Lou Hubbard- This haunting image invokes Impressionism or indeed an Edvard Munch painting. A small bright light brings decisive clarity to this murky scene at Mordialloc: we could be anywhere, in any corner of any bay.
Mira Oosterweghel- A mundane seaside setting evokes a dark emotional landscape. The grainy image refuses to give away any definitive position, exploring a liminal space instead. A sharp green light pierces the image, evoking an imaginative potential. One association we may draw on is the image of F. Scott Fitzgerald’s famous protagonist, Jay Gatsby, staring out at the green light at the end of the opposite dock. The light Gatsby sees night after night belongs to the object of his love, Daisy Buchanan, who, like the light’s incandescence, remains close but always just out of reach; the beckoning light is a constant reminder of the love and life with her that he so deeply desires.
Matt Harvey, Les Coleman, Korean War Veteran, Digital Photograph, 2017
Highly Commended, Sponsored by the City of Kingston
Eliza Hutchinson- Matt Harvey’s emblematic image of Les Coleman at the Australian Aircraft Museum inscribes person, history and place in a highly structured image.
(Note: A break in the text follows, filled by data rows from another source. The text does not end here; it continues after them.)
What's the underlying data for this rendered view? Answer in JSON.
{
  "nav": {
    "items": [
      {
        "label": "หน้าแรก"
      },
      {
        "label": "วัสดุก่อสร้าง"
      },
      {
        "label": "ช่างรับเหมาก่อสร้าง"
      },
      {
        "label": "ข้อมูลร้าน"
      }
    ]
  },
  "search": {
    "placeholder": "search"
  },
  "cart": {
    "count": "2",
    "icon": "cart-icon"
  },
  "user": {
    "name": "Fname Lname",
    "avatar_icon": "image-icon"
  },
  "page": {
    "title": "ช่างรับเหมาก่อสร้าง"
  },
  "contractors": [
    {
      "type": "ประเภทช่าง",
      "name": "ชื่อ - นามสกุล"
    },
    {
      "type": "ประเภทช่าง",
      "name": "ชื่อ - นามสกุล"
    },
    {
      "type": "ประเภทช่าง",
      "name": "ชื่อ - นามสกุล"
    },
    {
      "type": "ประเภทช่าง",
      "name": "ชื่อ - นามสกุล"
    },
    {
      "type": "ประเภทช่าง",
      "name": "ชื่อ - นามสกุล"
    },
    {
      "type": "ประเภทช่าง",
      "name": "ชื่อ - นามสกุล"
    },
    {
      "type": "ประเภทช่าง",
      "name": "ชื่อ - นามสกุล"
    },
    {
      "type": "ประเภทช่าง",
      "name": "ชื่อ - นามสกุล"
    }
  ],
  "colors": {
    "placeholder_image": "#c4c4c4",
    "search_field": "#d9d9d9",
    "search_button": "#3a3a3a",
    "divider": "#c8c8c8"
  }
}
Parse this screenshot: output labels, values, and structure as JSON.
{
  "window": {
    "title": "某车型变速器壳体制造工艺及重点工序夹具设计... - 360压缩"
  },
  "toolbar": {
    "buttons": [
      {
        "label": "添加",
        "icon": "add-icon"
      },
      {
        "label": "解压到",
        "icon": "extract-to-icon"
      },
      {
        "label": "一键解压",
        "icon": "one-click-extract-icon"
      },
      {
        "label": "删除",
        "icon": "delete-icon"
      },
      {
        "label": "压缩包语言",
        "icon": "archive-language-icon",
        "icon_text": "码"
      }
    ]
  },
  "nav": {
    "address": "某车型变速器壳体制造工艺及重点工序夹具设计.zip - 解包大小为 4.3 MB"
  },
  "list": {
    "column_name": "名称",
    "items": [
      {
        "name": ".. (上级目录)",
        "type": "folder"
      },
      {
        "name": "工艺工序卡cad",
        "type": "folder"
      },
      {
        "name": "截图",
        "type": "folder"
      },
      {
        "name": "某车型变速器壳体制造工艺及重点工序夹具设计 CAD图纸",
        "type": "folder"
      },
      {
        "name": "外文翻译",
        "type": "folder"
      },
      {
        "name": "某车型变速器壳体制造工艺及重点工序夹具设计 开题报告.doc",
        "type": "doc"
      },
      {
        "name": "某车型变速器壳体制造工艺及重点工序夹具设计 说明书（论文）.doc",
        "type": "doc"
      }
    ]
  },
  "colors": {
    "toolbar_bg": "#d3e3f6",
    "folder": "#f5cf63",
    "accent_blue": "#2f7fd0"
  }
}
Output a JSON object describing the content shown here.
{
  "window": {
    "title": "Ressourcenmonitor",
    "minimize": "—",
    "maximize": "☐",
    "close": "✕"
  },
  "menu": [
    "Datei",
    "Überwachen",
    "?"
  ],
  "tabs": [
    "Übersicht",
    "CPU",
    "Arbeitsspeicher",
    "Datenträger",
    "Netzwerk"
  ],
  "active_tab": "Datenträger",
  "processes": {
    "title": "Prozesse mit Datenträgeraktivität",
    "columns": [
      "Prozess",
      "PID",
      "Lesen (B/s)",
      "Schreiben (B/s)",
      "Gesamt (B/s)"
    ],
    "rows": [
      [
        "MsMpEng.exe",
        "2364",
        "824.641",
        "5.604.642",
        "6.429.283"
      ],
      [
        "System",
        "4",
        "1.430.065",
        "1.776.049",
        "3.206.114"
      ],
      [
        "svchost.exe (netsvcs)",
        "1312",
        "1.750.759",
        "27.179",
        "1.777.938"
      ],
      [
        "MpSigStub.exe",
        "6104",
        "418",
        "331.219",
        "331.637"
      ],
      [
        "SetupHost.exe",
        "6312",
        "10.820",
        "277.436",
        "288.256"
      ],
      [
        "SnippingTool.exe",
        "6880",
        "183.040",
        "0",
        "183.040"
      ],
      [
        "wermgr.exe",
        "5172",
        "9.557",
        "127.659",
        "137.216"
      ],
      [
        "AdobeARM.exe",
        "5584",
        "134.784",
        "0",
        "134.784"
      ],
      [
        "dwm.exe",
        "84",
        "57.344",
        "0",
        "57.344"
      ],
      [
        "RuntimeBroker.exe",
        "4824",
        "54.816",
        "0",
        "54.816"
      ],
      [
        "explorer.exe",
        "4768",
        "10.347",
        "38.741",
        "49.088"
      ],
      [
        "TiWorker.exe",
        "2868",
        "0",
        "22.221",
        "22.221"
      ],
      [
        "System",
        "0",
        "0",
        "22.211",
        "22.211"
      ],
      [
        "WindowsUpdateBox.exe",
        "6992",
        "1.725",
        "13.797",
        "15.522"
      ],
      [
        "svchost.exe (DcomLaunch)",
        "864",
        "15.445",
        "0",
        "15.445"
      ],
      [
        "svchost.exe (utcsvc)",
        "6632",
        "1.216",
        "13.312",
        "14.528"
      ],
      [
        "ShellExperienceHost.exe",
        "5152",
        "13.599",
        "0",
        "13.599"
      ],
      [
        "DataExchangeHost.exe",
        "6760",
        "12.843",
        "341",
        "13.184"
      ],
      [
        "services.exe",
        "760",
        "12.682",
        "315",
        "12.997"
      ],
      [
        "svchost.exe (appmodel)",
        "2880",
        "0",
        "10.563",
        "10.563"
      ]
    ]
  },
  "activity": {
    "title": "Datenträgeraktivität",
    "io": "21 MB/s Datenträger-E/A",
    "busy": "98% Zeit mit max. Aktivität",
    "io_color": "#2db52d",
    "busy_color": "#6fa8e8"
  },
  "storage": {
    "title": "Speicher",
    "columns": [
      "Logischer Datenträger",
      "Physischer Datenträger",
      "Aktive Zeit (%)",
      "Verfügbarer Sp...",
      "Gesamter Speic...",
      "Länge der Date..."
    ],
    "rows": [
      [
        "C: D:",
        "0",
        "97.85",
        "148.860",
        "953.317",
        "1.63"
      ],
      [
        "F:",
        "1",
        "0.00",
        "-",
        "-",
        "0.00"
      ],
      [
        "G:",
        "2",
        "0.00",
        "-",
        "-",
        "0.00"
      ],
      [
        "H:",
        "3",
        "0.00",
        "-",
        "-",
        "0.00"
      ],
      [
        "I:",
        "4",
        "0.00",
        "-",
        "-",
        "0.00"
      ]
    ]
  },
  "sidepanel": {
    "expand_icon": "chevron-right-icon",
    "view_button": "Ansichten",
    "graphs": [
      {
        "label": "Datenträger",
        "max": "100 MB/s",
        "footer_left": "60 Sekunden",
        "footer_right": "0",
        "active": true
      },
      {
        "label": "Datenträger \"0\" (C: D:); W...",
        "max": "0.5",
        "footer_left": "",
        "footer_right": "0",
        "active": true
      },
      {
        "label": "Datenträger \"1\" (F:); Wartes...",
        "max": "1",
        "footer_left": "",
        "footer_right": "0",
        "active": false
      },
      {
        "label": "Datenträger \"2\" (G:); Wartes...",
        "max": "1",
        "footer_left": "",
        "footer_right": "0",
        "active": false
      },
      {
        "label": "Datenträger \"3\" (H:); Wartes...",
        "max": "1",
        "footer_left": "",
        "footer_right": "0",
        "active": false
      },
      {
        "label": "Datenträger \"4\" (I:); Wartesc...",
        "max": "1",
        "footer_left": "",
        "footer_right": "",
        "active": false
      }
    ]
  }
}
The aura of the subject is flanked by his shared of histories of place and production. The passage of time and history artfully constructed in the photographic moment.
Lou Hubbard- This portrait of Les Coleman embraces the spirit of aviation and hints at its darker deployment. Poised within a radial composition, the subject gazes warily and deeply into the lens; he has seen it all.
Mira Oosterweghel- This painterly image of Les Coleman at the Aviation Museum in Moorabbin powerfully connects past to present and place. The regal composition of the figure in the portrait pays tribute to Les Coleman, while the muted tones of the image suggest a darker undercurrent. Memories left unspoken.
Mia Thompson, She Makes A Splash, Digital Photograph, 2017
Best Photograph, Under 18, Sponsored by the City of Kingston
Eliza Hutchinson - Performative of the everyday, a beautiful exploration of the sculpting of time with photography where the means of production (the youth) forms the sub-structure for the pyramid of water. The tonal qualities of the clouds and the flat surface of the sea provide weighty yet serene stage set where playful creativity becomes the potential experience of the everyday.
Lou Hubbard - On a quiet Sunday morning the photographer’s sister makes a huge splash at Edithvale Beach. A striking composition, this image is joyful in spirit and candid in its portrayal of pleasure at play. The fountain of youth is truly felt.
Mira Oosterweghel- A celebration of vitality and youth, this image shows a young woman creating a determined splash and pointing to the sky. Utilising the performative body and gesture, the image evokes the significant history of performance and documentation that saw women taking control of how their bodies were positioned and consumed within the lexicon of art history.